ConflictingPersistentDataException while starting up persistent members indicates that you have multiple copies of some persistent data, and Geode cannot determine which copy to use.
Normally Geode uses metadata to determine automatically which copy of persistent data to use. Along with the region data, each member persists a list of other members that are hosting the region and whether their data is up to date. A
ConflictingPersistentDataException happens when two members compare their metadata and find that it is inconsistent. The members either don’t know about each other, or they both think the other member has stale data.
The following sections describe scenarios that can cause
ConflictingPersistentDataExceptions in Geode and how to resolve the conflict.
Trying to merge two independently created distributed systems into a single distributed system will cause a
There are a few ways to end up with independently created systems.
- Create two different distributed systems by having members connect to different locators that are not aware of each other.
- Shut down all persistent members and then start up a different set of brand new persistent members.
Geode will not automatically merge independently created data for the same region. Instead, you need to export the data from one of the systems and import it into the other system.
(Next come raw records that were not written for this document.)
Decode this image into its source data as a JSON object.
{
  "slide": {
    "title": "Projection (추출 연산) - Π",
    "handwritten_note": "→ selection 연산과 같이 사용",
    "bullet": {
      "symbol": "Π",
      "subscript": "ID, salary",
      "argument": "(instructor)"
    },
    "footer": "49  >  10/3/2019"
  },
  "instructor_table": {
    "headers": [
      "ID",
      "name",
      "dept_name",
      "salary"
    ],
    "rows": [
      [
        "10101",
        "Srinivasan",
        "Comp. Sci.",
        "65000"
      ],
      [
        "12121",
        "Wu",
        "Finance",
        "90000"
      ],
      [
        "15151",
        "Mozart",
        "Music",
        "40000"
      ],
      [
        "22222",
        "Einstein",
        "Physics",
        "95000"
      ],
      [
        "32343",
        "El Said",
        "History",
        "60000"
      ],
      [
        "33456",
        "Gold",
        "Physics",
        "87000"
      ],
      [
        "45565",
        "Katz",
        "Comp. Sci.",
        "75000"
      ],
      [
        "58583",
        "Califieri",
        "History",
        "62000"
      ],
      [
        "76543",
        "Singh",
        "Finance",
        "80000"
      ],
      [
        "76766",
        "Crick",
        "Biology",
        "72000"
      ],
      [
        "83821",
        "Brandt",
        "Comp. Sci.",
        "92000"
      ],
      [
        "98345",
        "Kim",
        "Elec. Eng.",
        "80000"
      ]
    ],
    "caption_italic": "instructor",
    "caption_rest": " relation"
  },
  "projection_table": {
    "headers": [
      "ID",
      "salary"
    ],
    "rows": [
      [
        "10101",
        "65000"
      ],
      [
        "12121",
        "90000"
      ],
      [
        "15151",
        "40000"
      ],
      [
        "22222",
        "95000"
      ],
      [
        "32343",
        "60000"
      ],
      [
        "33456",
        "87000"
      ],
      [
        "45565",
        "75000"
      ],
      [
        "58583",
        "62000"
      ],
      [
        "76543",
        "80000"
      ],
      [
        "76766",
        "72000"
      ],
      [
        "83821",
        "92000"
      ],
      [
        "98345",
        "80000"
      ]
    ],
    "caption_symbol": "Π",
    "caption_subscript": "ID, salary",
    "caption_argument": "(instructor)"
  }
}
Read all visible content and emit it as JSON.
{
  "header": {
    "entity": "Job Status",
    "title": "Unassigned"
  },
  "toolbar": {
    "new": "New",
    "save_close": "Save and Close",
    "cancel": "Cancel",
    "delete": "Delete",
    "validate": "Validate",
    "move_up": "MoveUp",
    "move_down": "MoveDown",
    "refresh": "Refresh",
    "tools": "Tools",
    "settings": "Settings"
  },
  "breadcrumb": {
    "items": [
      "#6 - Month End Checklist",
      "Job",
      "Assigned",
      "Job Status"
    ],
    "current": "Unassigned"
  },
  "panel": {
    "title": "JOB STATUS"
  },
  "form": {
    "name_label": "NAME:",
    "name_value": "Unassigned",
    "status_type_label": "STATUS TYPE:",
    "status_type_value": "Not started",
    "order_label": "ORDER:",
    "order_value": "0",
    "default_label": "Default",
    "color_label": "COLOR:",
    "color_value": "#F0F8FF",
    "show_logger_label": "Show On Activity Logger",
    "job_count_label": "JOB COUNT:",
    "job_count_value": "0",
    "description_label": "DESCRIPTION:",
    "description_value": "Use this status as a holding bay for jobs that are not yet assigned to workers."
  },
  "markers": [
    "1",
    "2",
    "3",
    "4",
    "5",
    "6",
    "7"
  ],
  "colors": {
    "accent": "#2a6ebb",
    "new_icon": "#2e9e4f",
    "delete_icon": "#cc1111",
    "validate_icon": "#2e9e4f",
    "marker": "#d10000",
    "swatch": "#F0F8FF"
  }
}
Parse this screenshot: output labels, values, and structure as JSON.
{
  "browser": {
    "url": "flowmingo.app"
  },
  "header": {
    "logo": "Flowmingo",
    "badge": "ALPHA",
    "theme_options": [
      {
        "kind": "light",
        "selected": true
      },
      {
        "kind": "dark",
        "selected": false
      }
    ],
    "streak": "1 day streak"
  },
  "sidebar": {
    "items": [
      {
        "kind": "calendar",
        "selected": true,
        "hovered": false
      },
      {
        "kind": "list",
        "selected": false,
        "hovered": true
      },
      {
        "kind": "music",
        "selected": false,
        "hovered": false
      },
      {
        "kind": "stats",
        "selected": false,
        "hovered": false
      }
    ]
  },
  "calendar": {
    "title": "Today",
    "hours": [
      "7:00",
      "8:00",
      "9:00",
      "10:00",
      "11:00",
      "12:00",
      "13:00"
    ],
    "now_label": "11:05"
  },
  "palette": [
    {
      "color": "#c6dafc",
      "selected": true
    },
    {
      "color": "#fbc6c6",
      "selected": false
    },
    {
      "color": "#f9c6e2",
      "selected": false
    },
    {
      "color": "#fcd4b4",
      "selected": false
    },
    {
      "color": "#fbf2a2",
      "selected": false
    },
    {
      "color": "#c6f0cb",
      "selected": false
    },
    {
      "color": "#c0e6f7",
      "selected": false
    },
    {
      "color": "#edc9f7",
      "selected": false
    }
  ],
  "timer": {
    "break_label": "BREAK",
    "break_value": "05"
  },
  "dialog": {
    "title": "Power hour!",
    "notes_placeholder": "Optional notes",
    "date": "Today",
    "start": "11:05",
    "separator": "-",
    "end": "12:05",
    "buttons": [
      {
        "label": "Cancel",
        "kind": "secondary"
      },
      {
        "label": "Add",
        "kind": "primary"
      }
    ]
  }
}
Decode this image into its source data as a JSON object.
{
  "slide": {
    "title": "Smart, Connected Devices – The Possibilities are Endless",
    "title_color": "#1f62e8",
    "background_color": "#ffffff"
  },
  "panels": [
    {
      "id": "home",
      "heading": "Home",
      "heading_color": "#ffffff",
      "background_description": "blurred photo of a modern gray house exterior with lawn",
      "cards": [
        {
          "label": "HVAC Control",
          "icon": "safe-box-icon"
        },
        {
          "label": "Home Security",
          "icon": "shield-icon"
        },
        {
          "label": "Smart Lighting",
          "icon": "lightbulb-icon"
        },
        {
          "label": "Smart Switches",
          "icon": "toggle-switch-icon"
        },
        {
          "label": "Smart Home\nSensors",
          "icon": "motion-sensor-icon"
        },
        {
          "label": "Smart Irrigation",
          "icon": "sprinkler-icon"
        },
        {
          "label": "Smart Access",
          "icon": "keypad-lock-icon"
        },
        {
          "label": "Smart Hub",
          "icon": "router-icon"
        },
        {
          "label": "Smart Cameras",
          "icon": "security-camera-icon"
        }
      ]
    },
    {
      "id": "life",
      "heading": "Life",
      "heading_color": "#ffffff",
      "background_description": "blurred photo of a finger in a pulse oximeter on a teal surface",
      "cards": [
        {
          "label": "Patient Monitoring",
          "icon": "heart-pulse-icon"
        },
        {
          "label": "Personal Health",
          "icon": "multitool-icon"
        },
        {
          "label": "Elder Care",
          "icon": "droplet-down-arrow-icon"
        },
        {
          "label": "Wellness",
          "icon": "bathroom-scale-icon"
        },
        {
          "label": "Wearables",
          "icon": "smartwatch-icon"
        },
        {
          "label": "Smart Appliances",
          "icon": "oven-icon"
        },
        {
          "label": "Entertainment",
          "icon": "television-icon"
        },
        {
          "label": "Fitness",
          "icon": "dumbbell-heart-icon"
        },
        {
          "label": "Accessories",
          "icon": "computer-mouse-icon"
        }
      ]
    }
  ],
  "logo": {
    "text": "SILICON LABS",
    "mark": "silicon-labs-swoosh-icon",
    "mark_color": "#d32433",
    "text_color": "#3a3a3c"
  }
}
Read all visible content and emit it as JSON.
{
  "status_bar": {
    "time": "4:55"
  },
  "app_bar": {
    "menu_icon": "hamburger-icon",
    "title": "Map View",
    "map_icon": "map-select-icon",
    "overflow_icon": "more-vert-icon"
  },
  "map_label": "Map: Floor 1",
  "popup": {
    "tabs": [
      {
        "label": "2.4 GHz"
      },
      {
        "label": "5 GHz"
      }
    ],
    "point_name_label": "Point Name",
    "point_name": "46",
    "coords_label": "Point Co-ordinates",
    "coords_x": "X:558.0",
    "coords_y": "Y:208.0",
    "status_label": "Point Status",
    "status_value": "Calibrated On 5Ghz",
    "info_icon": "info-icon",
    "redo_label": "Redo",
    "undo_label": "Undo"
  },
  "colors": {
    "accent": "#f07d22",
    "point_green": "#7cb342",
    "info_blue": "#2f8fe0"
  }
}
See the section Cache and Region Snapshots for instructions on how to export data from one system and import it into another.
Starting a brand new member that has no persistent data before starting older members with persistent data can cause a
One accidental way this can happen is to shut the system down, add a new member to the startup scripts, and start all members in parallel. By chance, the new member may start first. The issue is that the new member will create an empty, independent copy of the data before the older members start up. Geode will be treat this situation like the Independently Created Copies case.
In this case the fix is simply to move aside or delete the persistent files for the new member, shut down the new member and then restart the older members. When the older members have fully recovered, then restart the new member.
A Network Failure Occurs and Network Partitioning Detection is Disabled
enable-network-partition-detection is set to the default value of true, Geode will detect a network partition and shut down unreachable members to prevent a network partition (“split brain”) from occurring. No conflicts should occur when the system is healed.
enable-network-partition-detection is false, Geode will not detect the network partition. Instead, each side of the network partition will end up recording that the other side of the partition has stale data. When the partition is healed and persistent members are restarted, the members will report a conflict because both sides of the partition think the other members are stale.
In some cases it may be possible to choose between sides of the network partition and just keep the data from one side of the partition. Otherwise you may need to salvage data and import it into a fresh system.
If you receive a
ConflictingPersistentDataException, you will not be able to start all of your members and have them join the same distributed system. You have some members with conflicting data.
First, see if there is part of the system that you can recover. For example if you just added some new members to the system, try to start up without including those members.
For the remaining members you can extract data from the persistent files on those members and import the data.
To extract data from the persistent files, use the
gfsh export offline-disk-store command.
gfsh> export offline-disk-store --name=MyDiskStore --disk-dirs=./mydir --dir=./outputdir
This will produce a set of snapshot files. Those snapshot files can be imported into a running system using:
gfsh> import data --region=/myregion --file=./outputdir/snapshot-snapshotTest-test0.gfd --member=server1